**DATA:**

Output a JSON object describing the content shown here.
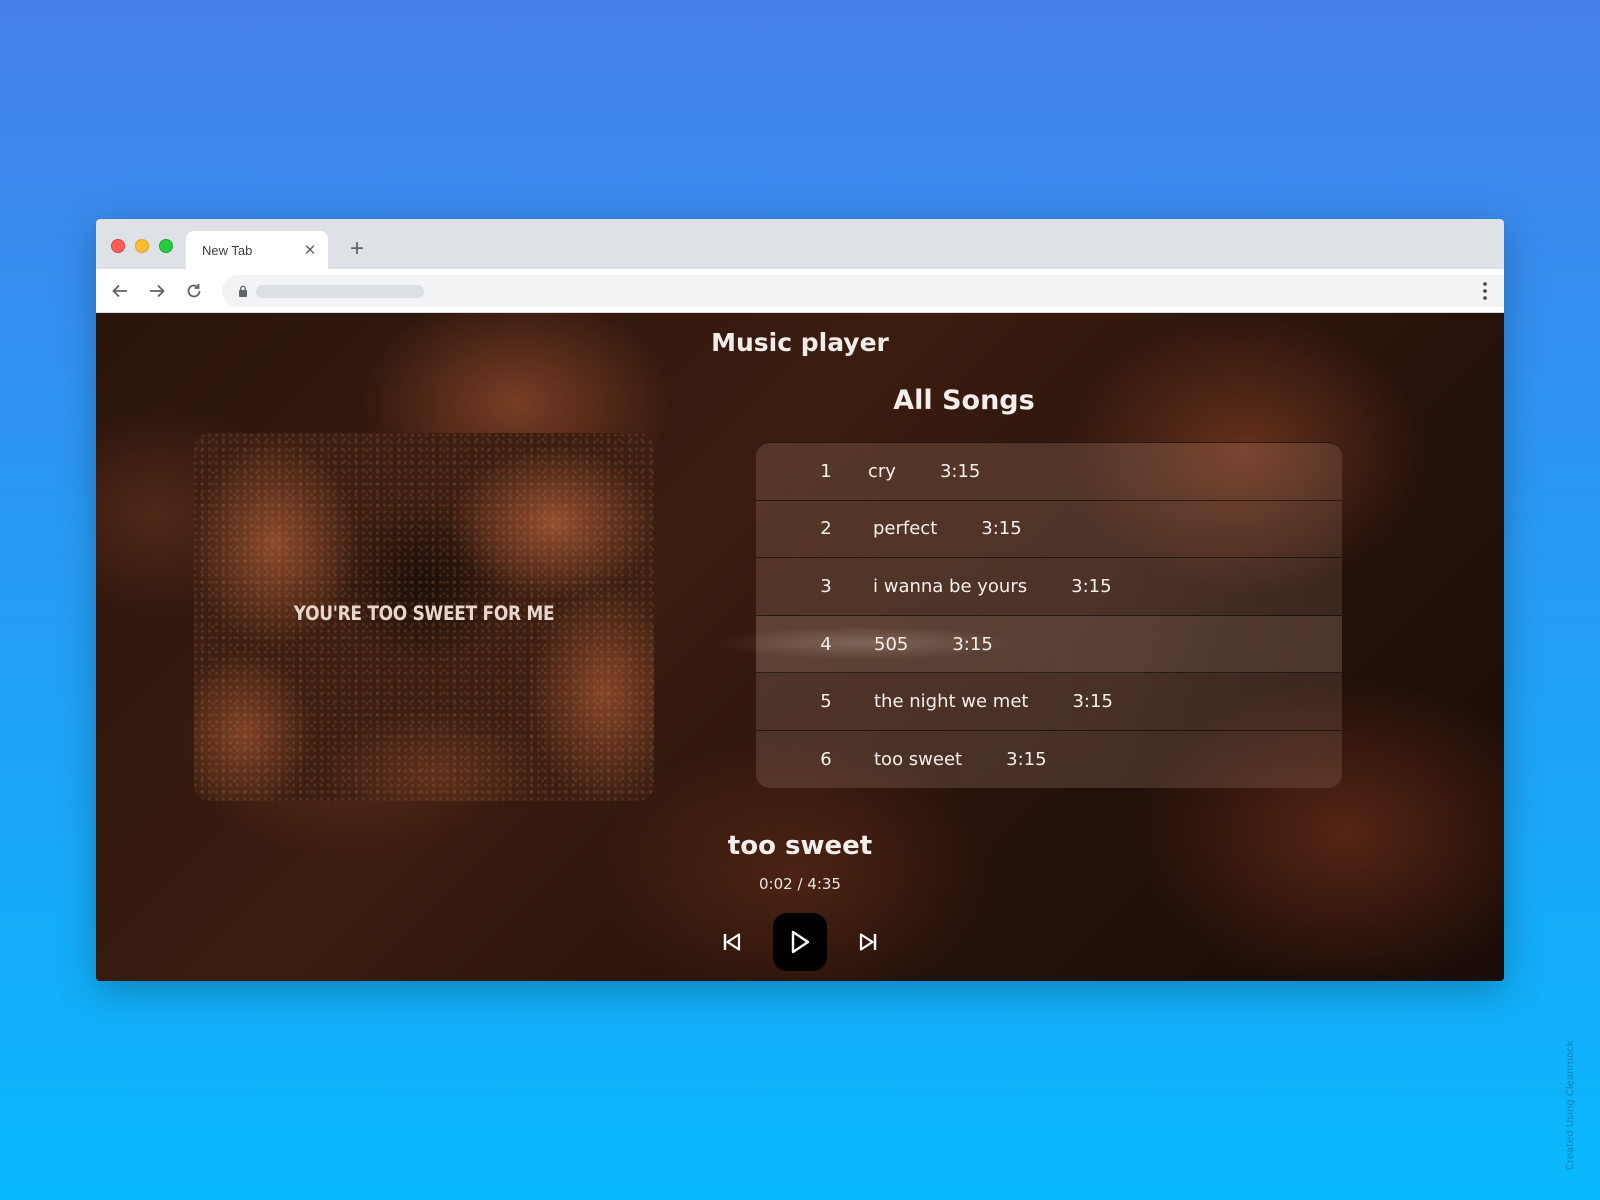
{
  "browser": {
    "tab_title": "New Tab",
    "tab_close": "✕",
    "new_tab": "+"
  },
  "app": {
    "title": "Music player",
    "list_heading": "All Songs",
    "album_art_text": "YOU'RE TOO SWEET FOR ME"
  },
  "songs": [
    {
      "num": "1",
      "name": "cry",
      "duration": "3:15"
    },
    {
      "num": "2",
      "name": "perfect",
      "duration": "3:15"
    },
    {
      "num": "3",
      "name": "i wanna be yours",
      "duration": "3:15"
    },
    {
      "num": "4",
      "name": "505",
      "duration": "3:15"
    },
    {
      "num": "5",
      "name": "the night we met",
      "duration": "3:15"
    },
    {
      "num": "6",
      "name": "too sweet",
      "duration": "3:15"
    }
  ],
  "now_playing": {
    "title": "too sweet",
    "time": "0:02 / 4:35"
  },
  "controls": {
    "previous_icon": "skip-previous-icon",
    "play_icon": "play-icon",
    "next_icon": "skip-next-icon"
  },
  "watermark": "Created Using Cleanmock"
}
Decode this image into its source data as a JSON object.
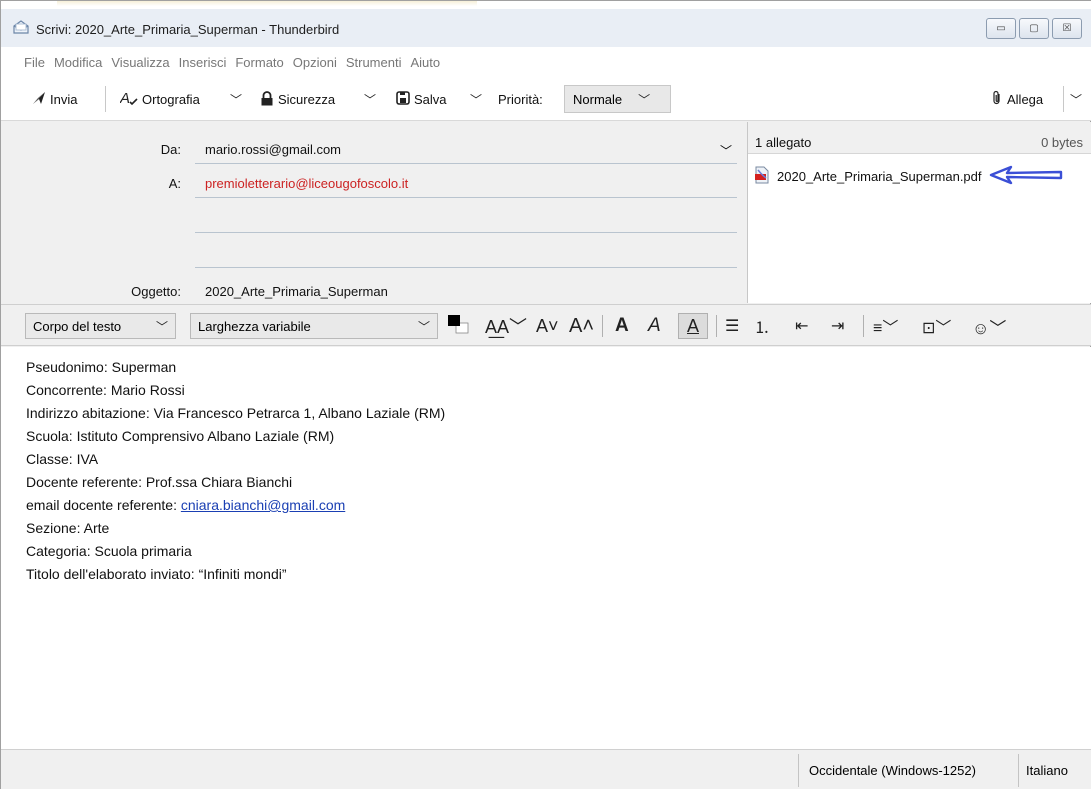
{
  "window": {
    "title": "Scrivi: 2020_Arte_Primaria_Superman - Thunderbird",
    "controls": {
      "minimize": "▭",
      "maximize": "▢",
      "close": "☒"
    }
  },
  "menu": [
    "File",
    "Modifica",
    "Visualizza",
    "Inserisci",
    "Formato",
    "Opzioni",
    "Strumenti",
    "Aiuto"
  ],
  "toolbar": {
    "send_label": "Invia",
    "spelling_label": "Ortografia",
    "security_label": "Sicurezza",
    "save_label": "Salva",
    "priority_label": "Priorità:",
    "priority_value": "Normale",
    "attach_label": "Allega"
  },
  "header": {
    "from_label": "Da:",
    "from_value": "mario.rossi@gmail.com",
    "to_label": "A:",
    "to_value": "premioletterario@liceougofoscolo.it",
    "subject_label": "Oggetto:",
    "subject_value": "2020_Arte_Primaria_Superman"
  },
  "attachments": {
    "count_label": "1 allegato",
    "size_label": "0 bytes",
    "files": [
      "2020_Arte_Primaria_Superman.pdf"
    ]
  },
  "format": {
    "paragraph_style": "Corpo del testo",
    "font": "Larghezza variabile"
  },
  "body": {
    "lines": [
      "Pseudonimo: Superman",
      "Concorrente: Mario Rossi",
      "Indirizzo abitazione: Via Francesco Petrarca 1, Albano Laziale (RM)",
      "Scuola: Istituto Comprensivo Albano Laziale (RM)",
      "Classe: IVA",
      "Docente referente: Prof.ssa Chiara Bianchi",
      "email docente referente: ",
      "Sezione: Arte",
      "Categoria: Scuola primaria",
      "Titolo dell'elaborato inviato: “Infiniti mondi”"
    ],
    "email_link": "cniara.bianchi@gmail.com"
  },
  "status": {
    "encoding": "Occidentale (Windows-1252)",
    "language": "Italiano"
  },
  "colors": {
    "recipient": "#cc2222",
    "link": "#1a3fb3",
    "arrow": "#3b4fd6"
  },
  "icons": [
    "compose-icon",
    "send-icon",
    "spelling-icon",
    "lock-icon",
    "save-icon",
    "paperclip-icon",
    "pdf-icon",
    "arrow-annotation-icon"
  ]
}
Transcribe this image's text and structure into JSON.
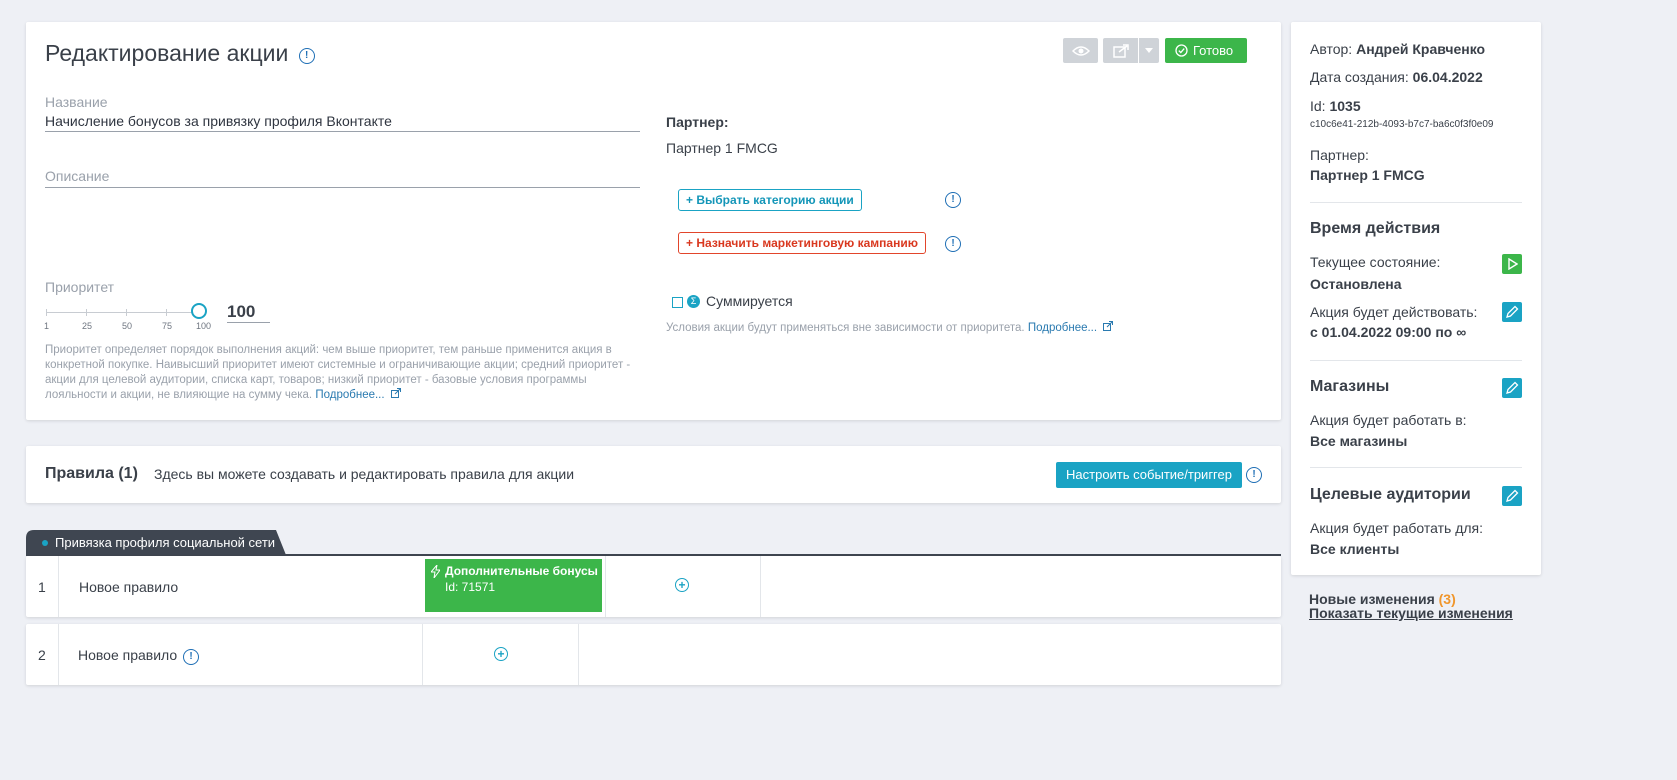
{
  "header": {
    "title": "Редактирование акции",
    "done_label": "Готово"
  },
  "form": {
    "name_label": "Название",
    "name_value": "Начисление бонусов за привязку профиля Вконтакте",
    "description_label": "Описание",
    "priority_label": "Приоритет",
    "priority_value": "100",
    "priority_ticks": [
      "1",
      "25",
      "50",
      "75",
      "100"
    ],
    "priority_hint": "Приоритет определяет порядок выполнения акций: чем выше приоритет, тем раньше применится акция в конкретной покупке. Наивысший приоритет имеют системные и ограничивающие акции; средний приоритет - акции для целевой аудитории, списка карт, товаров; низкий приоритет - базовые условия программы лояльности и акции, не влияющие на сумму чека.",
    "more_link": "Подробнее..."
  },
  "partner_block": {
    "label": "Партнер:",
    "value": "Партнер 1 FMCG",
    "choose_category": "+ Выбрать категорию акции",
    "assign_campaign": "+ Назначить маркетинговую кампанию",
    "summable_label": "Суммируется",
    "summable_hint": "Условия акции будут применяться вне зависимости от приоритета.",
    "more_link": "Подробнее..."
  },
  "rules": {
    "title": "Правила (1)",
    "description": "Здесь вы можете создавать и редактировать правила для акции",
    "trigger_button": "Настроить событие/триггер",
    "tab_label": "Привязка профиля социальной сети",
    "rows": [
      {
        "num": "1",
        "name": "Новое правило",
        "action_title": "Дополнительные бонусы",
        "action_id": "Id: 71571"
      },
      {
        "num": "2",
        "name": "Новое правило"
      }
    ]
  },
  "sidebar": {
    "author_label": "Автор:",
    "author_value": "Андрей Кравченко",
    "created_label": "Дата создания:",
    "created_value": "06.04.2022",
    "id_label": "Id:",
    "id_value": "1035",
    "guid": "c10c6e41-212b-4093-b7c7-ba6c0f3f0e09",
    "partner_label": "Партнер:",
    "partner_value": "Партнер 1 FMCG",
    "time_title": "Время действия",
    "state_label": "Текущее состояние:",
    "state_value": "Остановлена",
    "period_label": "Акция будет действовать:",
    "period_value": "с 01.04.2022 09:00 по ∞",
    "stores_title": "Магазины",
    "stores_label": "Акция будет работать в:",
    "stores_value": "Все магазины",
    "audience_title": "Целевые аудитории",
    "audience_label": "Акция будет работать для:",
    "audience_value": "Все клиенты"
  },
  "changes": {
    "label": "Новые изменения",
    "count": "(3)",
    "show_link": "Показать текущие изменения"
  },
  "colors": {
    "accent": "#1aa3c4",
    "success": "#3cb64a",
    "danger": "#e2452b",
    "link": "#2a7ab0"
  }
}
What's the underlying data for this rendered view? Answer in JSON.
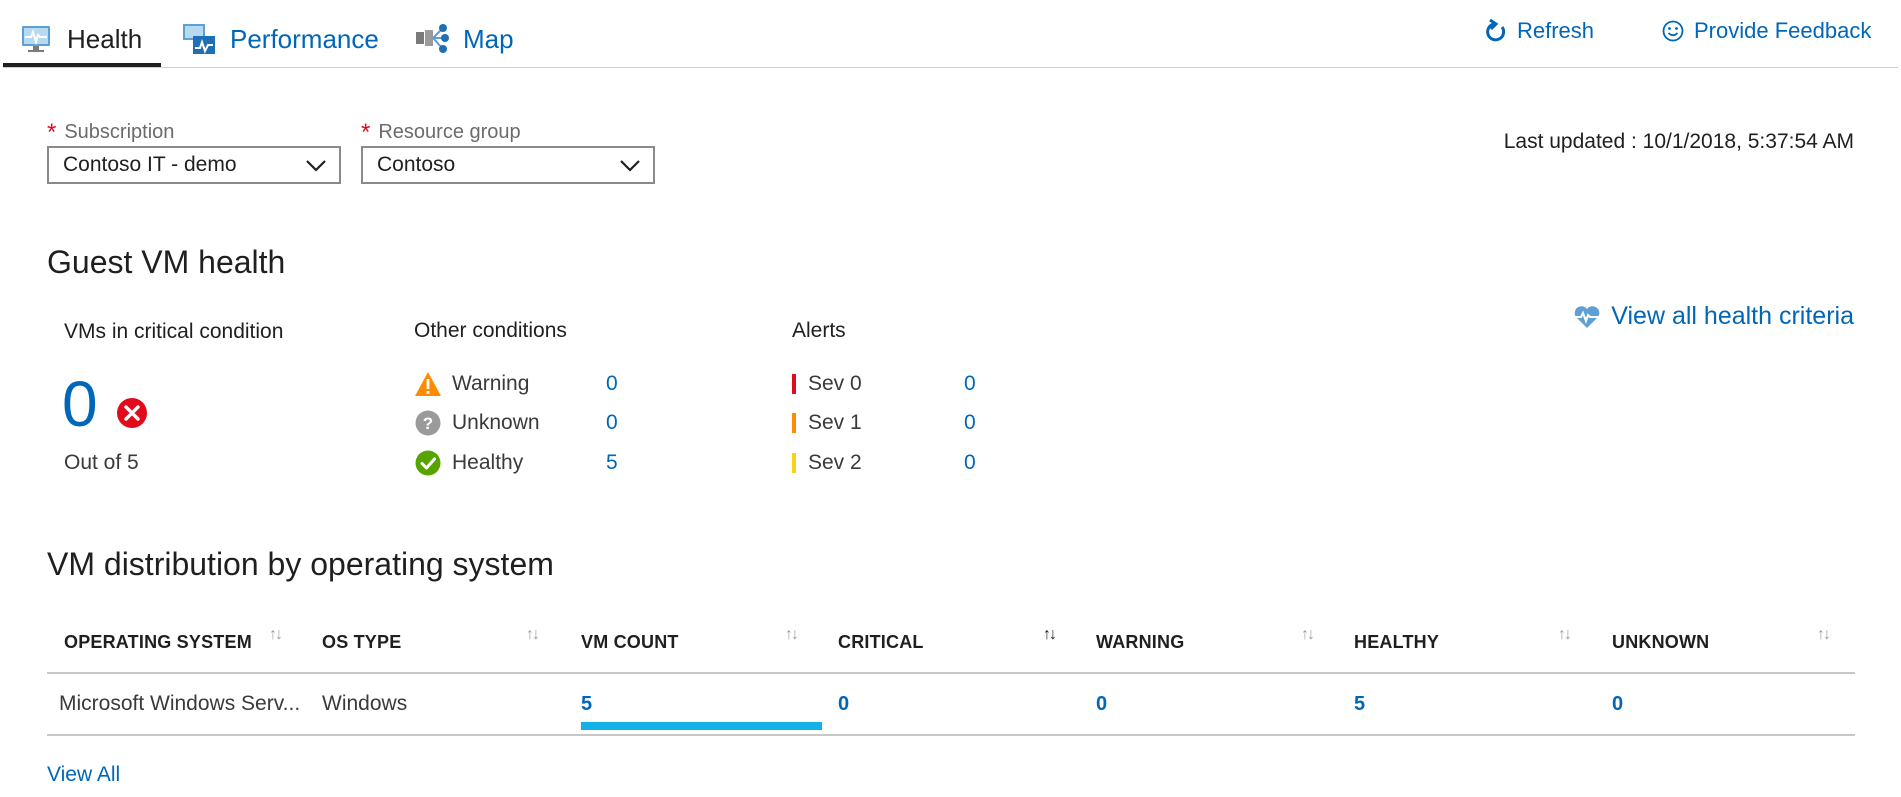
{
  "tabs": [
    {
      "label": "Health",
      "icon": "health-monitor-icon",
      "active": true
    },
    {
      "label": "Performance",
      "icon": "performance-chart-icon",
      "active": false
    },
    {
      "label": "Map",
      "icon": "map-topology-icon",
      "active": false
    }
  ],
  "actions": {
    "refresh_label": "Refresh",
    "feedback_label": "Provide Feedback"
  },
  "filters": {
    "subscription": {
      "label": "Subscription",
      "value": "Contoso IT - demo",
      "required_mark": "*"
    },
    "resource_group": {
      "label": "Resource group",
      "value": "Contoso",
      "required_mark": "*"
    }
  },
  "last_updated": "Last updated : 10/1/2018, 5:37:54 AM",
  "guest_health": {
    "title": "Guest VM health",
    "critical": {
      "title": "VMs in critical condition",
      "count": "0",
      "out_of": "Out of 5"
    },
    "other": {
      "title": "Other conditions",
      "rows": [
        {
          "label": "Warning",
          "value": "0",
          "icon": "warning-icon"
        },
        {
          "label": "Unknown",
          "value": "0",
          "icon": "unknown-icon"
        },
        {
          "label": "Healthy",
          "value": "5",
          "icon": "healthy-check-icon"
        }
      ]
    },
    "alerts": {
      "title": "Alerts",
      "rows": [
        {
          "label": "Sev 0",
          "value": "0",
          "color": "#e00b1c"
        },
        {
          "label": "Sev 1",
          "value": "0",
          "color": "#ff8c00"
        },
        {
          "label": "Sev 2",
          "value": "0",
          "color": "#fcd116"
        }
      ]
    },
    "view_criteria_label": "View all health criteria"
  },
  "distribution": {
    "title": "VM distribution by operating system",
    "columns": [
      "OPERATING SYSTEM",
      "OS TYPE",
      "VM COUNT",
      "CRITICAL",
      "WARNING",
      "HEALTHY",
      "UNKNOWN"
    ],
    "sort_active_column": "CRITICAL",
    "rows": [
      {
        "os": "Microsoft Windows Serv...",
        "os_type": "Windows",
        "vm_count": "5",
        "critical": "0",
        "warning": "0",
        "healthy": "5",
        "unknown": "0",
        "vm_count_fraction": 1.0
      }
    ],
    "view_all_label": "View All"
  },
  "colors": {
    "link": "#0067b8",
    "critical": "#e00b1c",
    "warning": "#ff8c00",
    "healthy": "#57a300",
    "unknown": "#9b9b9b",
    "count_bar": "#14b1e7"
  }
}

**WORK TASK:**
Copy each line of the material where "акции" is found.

**THE COMPLETED TASK:**
    "title": "Редактирование акции",
    "priority_hint": "Приоритет определяет порядок выполнения акций: чем выше приоритет, тем раньше применится акция в конкретной покупке. Наивысший приоритет имеют системные и ограничивающие акции; средний приоритет - акции для целевой аудитории, списка карт, товаров; низкий приоритет - базовые условия программы лояльности и акции, не влияющие на сумму чека.",
    "choose_category": "+ Выбрать категорию акции",
    "summable_hint": "Условия акции будут применяться вне зависимости от приоритета.",
    "description": "Здесь вы можете создавать и редактировать правила для акции",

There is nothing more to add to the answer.